**YOUR INSTRUCTIONS:**
What you return should be every record, retyped without a single change.

Dataset items:
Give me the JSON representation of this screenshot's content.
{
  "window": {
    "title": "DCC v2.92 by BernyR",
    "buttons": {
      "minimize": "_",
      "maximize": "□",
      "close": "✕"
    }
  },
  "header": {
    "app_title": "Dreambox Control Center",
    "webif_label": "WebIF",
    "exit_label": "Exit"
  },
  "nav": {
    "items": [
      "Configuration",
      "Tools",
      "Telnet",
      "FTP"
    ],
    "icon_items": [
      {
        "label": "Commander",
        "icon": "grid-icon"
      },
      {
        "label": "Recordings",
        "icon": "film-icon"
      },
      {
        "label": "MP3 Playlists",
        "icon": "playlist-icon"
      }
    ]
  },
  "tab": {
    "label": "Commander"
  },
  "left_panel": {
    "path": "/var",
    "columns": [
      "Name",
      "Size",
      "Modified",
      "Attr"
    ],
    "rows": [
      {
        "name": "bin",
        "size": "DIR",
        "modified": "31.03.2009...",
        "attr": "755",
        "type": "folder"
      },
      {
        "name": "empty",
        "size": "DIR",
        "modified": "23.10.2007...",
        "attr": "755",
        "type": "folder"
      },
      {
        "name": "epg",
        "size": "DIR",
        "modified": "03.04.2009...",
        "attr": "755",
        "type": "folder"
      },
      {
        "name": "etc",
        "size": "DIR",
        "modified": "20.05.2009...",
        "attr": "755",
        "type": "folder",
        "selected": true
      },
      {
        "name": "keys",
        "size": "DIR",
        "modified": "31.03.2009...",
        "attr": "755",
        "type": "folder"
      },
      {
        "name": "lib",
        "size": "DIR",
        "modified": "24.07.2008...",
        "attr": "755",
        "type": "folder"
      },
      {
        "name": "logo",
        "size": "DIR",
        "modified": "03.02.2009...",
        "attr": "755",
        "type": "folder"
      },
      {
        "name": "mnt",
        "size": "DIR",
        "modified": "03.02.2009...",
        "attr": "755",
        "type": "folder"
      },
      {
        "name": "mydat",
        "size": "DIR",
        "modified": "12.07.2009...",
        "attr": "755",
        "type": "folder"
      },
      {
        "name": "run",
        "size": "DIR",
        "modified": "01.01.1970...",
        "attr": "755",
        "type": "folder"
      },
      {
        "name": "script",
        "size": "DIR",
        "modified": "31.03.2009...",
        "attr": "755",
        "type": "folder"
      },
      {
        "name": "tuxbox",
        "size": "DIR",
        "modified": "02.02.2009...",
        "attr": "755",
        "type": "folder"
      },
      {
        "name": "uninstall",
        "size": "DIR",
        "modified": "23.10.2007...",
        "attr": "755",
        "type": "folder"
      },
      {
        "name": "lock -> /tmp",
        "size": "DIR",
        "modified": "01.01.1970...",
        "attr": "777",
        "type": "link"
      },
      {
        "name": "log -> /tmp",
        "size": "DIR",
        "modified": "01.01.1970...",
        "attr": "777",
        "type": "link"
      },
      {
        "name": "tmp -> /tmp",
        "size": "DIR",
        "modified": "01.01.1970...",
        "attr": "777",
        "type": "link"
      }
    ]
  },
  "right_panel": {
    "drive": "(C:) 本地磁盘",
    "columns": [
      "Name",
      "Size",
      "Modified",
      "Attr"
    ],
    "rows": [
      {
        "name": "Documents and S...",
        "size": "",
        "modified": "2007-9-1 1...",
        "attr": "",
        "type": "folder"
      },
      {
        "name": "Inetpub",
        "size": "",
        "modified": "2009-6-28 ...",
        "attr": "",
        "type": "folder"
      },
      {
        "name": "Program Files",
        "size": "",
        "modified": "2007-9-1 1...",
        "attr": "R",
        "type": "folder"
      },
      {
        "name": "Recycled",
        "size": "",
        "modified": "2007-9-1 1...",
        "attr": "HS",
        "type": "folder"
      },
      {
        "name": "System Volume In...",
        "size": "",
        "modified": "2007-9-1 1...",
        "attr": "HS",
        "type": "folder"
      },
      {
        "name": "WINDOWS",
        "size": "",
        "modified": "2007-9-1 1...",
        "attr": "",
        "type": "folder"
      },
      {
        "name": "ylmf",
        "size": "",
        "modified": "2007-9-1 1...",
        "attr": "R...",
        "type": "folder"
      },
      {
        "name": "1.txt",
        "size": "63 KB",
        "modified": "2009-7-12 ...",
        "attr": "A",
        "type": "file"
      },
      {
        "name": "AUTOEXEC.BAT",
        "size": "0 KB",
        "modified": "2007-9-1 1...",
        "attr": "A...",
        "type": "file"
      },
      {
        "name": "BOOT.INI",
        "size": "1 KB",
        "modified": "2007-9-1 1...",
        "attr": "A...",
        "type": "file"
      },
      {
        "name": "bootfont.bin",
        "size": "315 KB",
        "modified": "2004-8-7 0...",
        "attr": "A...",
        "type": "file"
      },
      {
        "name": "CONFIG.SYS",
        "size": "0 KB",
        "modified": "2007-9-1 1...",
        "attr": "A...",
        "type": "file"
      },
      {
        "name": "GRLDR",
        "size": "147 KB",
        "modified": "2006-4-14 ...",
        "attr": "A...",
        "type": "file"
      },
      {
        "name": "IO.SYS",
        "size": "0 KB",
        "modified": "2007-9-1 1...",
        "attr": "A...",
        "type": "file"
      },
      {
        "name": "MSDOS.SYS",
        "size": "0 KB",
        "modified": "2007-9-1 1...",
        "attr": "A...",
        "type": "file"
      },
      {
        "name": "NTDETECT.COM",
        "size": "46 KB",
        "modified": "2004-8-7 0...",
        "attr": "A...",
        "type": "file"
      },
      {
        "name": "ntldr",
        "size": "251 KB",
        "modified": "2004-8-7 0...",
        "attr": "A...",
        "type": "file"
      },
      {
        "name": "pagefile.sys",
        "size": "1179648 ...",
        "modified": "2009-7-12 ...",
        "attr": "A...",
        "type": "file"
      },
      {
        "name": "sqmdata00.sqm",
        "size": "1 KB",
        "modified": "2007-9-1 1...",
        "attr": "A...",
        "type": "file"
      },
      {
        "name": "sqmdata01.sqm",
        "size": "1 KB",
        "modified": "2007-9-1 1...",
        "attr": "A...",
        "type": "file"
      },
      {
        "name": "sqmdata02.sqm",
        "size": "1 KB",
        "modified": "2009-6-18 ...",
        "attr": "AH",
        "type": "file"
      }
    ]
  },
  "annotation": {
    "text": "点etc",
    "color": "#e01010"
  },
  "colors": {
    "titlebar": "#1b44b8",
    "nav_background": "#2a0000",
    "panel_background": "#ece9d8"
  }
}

**RESPONSE AREA:**
Give me the JSON representation of this screenshot's content.
{
  "window": {
    "title": "DCC v2.92 by BernyR",
    "buttons": {
      "minimize": "_",
      "maximize": "□",
      "close": "✕"
    }
  },
  "header": {
    "app_title": "Dreambox Control Center",
    "webif_label": "WebIF",
    "exit_label": "Exit"
  },
  "nav": {
    "items": [
      "Configuration",
      "Tools",
      "Telnet",
      "FTP"
    ],
    "icon_items": [
      {
        "label": "Commander",
        "icon": "grid-icon"
      },
      {
        "label": "Recordings",
        "icon": "film-icon"
      },
      {
        "label": "MP3 Playlists",
        "icon": "playlist-icon"
      }
    ]
  },
  "tab": {
    "label": "Commander"
  },
  "left_panel": {
    "path": "/var",
    "columns": [
      "Name",
      "Size",
      "Modified",
      "Attr"
    ],
    "rows": [
      {
        "name": "bin",
        "size": "DIR",
        "modified": "31.03.2009...",
        "attr": "755",
        "type": "folder"
      },
      {
        "name": "empty",
        "size": "DIR",
        "modified": "23.10.2007...",
        "attr": "755",
        "type": "folder"
      },
      {
        "name": "epg",
        "size": "DIR",
        "modified": "03.04.2009...",
        "attr": "755",
        "type": "folder"
      },
      {
        "name": "etc",
        "size": "DIR",
        "modified": "20.05.2009...",
        "attr": "755",
        "type": "folder",
        "selected": true
      },
      {
        "name": "keys",
        "size": "DIR",
        "modified": "31.03.2009...",
        "attr": "755",
        "type": "folder"
      },
      {
        "name": "lib",
        "size": "DIR",
        "modified": "24.07.2008...",
        "attr": "755",
        "type": "folder"
      },
      {
        "name": "logo",
        "size": "DIR",
        "modified": "03.02.2009...",
        "attr": "755",
        "type": "folder"
      },
      {
        "name": "mnt",
        "size": "DIR",
        "modified": "03.02.2009...",
        "attr": "755",
        "type": "folder"
      },
      {
        "name": "mydat",
        "size": "DIR",
        "modified": "12.07.2009...",
        "attr": "755",
        "type": "folder"
      },
      {
        "name": "run",
        "size": "DIR",
        "modified": "01.01.1970...",
        "attr": "755",
        "type": "folder"
      },
      {
        "name": "script",
        "size": "DIR",
        "modified": "31.03.2009...",
        "attr": "755",
        "type": "folder"
      },
      {
        "name": "tuxbox",
        "size": "DIR",
        "modified": "02.02.2009...",
        "attr": "755",
        "type": "folder"
      },
      {
        "name": "uninstall",
        "size": "DIR",
        "modified": "23.10.2007...",
        "attr": "755",
        "type": "folder"
      },
      {
        "name": "lock -> /tmp",
        "size": "DIR",
        "modified": "01.01.1970...",
        "attr": "777",
        "type": "link"
      },
      {
        "name": "log -> /tmp",
        "size": "DIR",
        "modified": "01.01.1970...",
        "attr": "777",
        "type": "link"
      },
      {
        "name": "tmp -> /tmp",
        "size": "DIR",
        "modified": "01.01.1970...",
        "attr": "777",
        "type": "link"
      }
    ]
  },
  "right_panel": {
    "drive": "(C:) 本地磁盘",
    "columns": [
      "Name",
      "Size",
      "Modified",
      "Attr"
    ],
    "rows": [
      {
        "name": "Documents and S...",
        "size": "",
        "modified": "2007-9-1 1...",
        "attr": "",
        "type": "folder"
      },
      {
        "name": "Inetpub",
        "size": "",
        "modified": "2009-6-28 ...",
        "attr": "",
        "type": "folder"
      },
      {
        "name": "Program Files",
        "size": "",
        "modified": "2007-9-1 1...",
        "attr": "R",
        "type": "folder"
      },
      {
        "name": "Recycled",
        "size": "",
        "modified": "2007-9-1 1...",
        "attr": "HS",
        "type": "folder"
      },
      {
        "name": "System Volume In...",
        "size": "",
        "modified": "2007-9-1 1...",
        "attr": "HS",
        "type": "folder"
      },
      {
        "name": "WINDOWS",
        "size": "",
        "modified": "2007-9-1 1...",
        "attr": "",
        "type": "folder"
      },
      {
        "name": "ylmf",
        "size": "",
        "modified": "2007-9-1 1...",
        "attr": "R...",
        "type": "folder"
      },
      {
        "name": "1.txt",
        "size": "63 KB",
        "modified": "2009-7-12 ...",
        "attr": "A",
        "type": "file"
      },
      {
        "name": "AUTOEXEC.BAT",
        "size": "0 KB",
        "modified": "2007-9-1 1...",
        "attr": "A...",
        "type": "file"
      },
      {
        "name": "BOOT.INI",
        "size": "1 KB",
        "modified": "2007-9-1 1...",
        "attr": "A...",
        "type": "file"
      },
      {
        "name": "bootfont.bin",
        "size": "315 KB",
        "modified": "2004-8-7 0...",
        "attr": "A...",
        "type": "file"
      },
      {
        "name": "CONFIG.SYS",
        "size": "0 KB",
        "modified": "2007-9-1 1...",
        "attr": "A...",
        "type": "file"
      },
      {
        "name": "GRLDR",
        "size": "147 KB",
        "modified": "2006-4-14 ...",
        "attr": "A...",
        "type": "file"
      },
      {
        "name": "IO.SYS",
        "size": "0 KB",
        "modified": "2007-9-1 1...",
        "attr": "A...",
        "type": "file"
      },
      {
        "name": "MSDOS.SYS",
        "size": "0 KB",
        "modified": "2007-9-1 1...",
        "attr": "A...",
        "type": "file"
      },
      {
        "name": "NTDETECT.COM",
        "size": "46 KB",
        "modified": "2004-8-7 0...",
        "attr": "A...",
        "type": "file"
      },
      {
        "name": "ntldr",
        "size": "251 KB",
        "modified": "2004-8-7 0...",
        "attr": "A...",
        "type": "file"
      },
      {
        "name": "pagefile.sys",
        "size": "1179648 ...",
        "modified": "2009-7-12 ...",
        "attr": "A...",
        "type": "file"
      },
      {
        "name": "sqmdata00.sqm",
        "size": "1 KB",
        "modified": "2007-9-1 1...",
        "attr": "A...",
        "type": "file"
      },
      {
        "name": "sqmdata01.sqm",
        "size": "1 KB",
        "modified": "2007-9-1 1...",
        "attr": "A...",
        "type": "file"
      },
      {
        "name": "sqmdata02.sqm",
        "size": "1 KB",
        "modified": "2009-6-18 ...",
        "attr": "AH",
        "type": "file"
      }
    ]
  },
  "annotation": {
    "text": "点etc",
    "color": "#e01010"
  },
  "colors": {
    "titlebar": "#1b44b8",
    "nav_background": "#2a0000",
    "panel_background": "#ece9d8"
  }
}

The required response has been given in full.